The scientists originally presumed that the newly-found Victoria boliviana was just a larger version of the Victoria amazonica – the latter one of two known varieties of the colossal waterlilies named after British Queen Victoria in 1852.
Scientists wrote in their study the new waterlily was the largest of the three species and also the largest in the world: Mainly found in northeastern Bolivia, it measures nearly 10 feet wide and can support at least 176 pounds.
Researchers suggested that the gargantuan size may help them compete with other plants for sunlight.
Throughout the year, the plant produces a variety of blooms, which change from white to pink and are coated with stinging prickles.
The team explained that the discovery was made possible after Bolivian horticulturalists donated V. boliviana seeds to Kew Gardens in 2016. They then noticed the differences after seeing the three giant plants – the V. boliviana, V. amazonica and V. cruziana – together.
Apart from having different prickle distribution and seeds, V. boliviana is genetically distinct from the other two species and more closely resembles the V. cruziana.

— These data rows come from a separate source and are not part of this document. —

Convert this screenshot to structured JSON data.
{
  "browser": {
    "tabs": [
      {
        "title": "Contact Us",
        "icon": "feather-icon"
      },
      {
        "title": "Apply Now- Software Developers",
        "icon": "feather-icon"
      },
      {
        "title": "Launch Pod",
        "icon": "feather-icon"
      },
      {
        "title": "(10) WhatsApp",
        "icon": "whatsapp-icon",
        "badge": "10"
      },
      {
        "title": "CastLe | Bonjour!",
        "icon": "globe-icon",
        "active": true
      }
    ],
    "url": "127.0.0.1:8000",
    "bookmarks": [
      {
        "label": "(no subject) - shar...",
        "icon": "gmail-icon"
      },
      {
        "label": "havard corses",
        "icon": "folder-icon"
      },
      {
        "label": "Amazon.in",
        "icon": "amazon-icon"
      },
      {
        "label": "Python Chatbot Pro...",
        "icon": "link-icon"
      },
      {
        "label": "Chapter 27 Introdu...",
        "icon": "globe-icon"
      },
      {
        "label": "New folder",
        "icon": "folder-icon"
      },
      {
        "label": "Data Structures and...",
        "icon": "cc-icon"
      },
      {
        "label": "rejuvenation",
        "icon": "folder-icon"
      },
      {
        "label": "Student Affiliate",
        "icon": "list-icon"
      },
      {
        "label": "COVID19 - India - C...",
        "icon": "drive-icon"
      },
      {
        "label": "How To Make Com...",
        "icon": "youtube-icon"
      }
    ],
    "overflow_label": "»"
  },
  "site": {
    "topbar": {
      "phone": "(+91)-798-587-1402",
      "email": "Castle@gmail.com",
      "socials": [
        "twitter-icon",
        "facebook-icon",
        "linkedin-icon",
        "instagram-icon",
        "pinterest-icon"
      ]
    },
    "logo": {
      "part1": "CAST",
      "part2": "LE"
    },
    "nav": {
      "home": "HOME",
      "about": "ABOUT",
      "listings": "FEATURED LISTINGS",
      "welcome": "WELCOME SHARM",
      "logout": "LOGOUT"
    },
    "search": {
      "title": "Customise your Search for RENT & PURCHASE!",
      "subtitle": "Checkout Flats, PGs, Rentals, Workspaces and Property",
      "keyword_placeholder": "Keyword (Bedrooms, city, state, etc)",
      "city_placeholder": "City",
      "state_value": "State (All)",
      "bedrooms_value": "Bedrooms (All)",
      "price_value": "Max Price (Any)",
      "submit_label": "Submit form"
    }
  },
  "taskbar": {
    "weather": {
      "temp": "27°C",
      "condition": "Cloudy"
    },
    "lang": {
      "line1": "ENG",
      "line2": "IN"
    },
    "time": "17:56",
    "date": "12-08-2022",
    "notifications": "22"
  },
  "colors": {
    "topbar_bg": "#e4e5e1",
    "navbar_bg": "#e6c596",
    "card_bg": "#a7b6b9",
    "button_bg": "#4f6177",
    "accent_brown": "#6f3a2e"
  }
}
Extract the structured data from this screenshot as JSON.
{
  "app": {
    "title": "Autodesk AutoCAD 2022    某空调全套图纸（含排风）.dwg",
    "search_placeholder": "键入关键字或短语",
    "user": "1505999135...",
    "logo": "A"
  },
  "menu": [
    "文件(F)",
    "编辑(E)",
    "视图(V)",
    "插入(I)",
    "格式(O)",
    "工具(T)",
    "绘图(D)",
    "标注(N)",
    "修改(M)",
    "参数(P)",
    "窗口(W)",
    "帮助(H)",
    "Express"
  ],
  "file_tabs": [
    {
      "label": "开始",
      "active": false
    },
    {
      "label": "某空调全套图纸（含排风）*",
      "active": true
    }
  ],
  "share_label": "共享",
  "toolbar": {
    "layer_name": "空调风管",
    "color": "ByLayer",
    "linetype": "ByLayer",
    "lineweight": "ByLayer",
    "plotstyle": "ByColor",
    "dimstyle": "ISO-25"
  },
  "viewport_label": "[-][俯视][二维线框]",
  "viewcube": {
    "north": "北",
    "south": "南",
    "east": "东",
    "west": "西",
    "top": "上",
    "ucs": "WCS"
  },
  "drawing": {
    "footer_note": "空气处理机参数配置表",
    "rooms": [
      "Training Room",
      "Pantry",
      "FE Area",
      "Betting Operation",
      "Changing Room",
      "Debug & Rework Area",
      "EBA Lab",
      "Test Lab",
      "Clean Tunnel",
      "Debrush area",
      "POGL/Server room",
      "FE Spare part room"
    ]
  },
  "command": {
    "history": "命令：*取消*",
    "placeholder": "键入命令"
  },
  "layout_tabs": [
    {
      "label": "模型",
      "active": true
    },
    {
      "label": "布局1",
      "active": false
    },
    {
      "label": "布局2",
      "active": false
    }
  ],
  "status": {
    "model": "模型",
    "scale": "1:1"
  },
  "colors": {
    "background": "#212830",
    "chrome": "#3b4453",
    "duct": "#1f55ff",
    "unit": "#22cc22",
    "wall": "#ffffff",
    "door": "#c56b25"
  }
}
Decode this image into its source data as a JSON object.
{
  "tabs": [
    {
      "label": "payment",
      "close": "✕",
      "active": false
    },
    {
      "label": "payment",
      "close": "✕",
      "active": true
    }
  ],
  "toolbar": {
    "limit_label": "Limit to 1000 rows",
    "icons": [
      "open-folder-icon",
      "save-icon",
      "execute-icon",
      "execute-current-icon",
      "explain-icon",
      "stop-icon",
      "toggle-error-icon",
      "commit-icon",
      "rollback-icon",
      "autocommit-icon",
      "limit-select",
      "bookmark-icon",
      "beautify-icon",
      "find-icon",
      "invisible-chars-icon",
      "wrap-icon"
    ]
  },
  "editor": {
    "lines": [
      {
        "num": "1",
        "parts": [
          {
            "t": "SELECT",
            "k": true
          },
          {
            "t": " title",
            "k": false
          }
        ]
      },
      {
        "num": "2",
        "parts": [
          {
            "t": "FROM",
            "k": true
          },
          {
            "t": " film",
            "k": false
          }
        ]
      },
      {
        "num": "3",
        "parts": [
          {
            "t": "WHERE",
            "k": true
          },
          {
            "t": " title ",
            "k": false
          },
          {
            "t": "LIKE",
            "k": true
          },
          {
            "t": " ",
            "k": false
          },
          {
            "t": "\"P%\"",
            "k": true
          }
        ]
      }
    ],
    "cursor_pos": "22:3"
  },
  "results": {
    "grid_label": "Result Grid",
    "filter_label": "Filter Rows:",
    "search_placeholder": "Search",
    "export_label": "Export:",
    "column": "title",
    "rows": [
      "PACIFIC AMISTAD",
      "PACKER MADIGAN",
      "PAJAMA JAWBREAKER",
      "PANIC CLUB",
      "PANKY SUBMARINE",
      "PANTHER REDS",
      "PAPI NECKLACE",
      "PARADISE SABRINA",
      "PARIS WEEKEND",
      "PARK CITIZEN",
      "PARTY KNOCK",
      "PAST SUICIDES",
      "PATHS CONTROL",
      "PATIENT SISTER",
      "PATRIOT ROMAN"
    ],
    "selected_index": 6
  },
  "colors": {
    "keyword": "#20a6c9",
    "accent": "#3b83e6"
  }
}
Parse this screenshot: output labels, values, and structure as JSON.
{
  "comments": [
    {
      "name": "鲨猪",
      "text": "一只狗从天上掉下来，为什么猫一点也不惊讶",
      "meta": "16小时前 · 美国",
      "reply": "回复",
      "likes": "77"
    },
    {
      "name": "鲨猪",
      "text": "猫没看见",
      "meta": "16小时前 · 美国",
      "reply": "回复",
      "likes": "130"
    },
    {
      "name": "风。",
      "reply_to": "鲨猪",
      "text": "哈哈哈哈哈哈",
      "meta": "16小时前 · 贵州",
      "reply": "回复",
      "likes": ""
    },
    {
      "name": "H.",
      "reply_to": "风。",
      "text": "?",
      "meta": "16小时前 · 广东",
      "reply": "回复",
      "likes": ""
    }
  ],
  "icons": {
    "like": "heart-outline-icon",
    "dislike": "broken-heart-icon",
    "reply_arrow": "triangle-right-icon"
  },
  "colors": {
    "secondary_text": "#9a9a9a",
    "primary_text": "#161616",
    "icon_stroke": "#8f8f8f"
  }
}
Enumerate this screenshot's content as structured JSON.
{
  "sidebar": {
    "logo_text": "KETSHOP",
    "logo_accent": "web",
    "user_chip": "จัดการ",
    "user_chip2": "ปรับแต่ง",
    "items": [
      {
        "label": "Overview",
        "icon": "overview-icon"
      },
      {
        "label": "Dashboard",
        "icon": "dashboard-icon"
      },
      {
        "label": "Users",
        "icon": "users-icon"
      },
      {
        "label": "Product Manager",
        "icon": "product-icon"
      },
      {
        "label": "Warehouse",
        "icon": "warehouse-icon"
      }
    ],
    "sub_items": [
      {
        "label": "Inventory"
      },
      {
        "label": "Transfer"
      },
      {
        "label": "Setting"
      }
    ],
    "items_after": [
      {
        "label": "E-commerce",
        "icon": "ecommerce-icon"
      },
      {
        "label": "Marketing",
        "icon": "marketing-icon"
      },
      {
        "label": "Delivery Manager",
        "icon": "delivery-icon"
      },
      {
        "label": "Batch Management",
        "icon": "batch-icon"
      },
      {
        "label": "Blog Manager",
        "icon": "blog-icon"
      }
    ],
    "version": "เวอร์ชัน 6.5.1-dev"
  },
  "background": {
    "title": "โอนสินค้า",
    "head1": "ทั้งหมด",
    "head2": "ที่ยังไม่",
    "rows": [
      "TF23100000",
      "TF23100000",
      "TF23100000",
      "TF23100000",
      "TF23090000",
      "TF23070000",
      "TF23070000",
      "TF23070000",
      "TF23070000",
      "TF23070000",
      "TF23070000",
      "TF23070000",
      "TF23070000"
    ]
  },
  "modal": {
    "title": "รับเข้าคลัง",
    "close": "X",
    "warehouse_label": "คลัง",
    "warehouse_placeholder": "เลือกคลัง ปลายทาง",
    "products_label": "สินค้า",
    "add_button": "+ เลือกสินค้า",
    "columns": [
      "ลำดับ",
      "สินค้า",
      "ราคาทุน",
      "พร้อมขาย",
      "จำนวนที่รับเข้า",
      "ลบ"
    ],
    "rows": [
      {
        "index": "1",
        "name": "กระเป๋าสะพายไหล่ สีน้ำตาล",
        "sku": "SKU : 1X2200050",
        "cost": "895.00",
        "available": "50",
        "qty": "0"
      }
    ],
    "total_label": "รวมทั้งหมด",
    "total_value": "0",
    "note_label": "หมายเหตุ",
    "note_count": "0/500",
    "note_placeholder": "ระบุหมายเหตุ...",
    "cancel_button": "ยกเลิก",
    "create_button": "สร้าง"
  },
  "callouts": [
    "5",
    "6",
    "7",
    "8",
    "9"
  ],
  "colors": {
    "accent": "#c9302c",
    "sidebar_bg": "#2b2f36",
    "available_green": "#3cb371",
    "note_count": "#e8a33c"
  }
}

While the discovery makes a fine addition to the garden, the authors noted that all three plants are under increased threat because of continuing deforestation in the Amazon – with the V. boliviana at more risk because of its small geographical range.